I took this photo on a flight from Tokyo to Hiroshima at the beginning of this week. Seeing the Japanese Alps during sunset was unforgettable. What made the experience even more amazing was that just as we were approaching the mountain range, we had to descend from 30,000 feet to 20,000 feet due to unfavorable weather conditions. This made the increasingly higher peaks appear closer and closer at a really fast rate!
What kind of compilation would this be, if I didn’t also feature the “real” Alps. This photo was taken during the inaugural Air France 787 in January of this year, and it shows the French part of the Alps. More specifically, it shows the Hautes-Alpes region. The town you can see in the valley is Embrun, and the lake is Serre-Ponçon – one of the largest artificial lakes in western Europe.
3. Mount Fuji
Without a doubt, Mt. Fuji is one of the most recognized peaks in the world thanks to its almost perfect conic shape. At a height of 3,776 meters, it is the highest peak in Japan. When people fly in and out of Tokyo, this is the one sight they often try to see out of their window. JAL even has a website for this purpose. On its “Which is Mt. Fuji?” page you can find which side you should sit on to see the peak on domestic flights based on the route. The photo above was taken a couple of years ago during an early morning Jetstar Japan flight from Tokyo Narita to Fukuoka. …and FYI, I was sitting on the left side.
4. Mount Damavand
At a height of 5,610 meters, Mount Damavand is not only the highest peak in Iran, but also in the Middle East. It is also the highest volcano in Asia. Being the highest peak around, Mount Damavand is easy to spot from many Iranian domestic flights among others. For example, it can be seen from the left side windows on Tehran to Mashad flights. This particular photo was taken from an An-74 during a sightseeing flight which was part of the first Iranian Skies & Cities tour.
5. Zagros Mountains
The last photo in this compilation, taken during an Etihad A380-800 flight from Abu Dhabi to London a few years ago, shows perhaps my favorite aerial view. It shows Zagros Mountains – a mountain range mostly located in Iran and Iraq, but also in Southern Turkey.
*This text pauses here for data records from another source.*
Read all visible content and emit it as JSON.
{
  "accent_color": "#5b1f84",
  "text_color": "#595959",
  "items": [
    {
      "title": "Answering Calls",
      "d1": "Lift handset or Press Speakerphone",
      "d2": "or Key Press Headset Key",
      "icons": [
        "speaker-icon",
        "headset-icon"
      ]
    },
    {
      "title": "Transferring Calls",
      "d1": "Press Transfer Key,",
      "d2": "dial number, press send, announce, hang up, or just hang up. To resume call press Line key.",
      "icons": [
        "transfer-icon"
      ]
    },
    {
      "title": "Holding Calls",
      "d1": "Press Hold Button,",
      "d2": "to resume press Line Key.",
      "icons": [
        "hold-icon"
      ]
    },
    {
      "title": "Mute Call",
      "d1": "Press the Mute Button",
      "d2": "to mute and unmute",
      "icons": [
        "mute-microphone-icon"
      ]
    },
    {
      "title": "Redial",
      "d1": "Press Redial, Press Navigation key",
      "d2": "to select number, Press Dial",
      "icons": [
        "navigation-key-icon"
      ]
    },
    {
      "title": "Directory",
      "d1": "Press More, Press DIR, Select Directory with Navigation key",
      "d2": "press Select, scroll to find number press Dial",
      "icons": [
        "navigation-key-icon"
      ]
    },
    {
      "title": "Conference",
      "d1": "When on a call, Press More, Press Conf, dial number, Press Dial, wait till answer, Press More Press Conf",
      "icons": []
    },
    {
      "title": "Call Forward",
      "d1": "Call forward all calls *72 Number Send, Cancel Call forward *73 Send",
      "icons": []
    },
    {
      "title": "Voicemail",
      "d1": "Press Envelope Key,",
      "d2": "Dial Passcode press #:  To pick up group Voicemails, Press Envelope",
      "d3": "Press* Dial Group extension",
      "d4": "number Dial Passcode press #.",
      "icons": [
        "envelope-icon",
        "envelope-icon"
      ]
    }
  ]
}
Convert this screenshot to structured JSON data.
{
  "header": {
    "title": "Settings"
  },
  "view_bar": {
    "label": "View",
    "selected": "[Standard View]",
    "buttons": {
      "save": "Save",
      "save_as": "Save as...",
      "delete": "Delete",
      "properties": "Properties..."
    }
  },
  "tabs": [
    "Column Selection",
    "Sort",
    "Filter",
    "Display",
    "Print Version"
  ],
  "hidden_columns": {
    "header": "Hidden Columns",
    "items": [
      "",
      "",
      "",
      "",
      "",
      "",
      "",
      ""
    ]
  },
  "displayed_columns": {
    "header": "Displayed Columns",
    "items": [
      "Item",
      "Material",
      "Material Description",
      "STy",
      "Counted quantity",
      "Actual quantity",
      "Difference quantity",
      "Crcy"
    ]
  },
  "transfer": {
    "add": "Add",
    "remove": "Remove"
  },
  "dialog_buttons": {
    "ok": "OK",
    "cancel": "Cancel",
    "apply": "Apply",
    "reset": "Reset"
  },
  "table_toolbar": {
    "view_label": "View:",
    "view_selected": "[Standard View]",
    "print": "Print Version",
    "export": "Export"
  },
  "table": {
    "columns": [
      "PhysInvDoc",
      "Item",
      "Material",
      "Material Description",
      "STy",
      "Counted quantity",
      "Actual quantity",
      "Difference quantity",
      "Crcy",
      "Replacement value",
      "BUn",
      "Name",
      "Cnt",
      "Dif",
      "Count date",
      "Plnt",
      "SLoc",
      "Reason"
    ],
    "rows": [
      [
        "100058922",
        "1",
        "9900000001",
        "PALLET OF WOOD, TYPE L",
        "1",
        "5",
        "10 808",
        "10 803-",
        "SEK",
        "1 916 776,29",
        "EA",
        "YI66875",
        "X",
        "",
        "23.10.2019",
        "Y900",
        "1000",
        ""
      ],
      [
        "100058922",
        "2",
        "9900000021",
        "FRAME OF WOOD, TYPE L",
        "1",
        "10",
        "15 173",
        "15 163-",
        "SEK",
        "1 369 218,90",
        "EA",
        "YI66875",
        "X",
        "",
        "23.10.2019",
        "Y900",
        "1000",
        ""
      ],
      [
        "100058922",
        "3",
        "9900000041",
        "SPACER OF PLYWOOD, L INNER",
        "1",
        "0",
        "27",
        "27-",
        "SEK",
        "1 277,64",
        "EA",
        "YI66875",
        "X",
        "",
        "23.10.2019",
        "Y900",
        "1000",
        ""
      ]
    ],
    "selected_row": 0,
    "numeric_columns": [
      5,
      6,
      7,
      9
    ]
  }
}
This view is exactly why I love flying between the Middle East and Europe during the day. Opening the window shade, and seeing the “winter wonderland” below is a stunning experience!
What are your favorite places to fly over?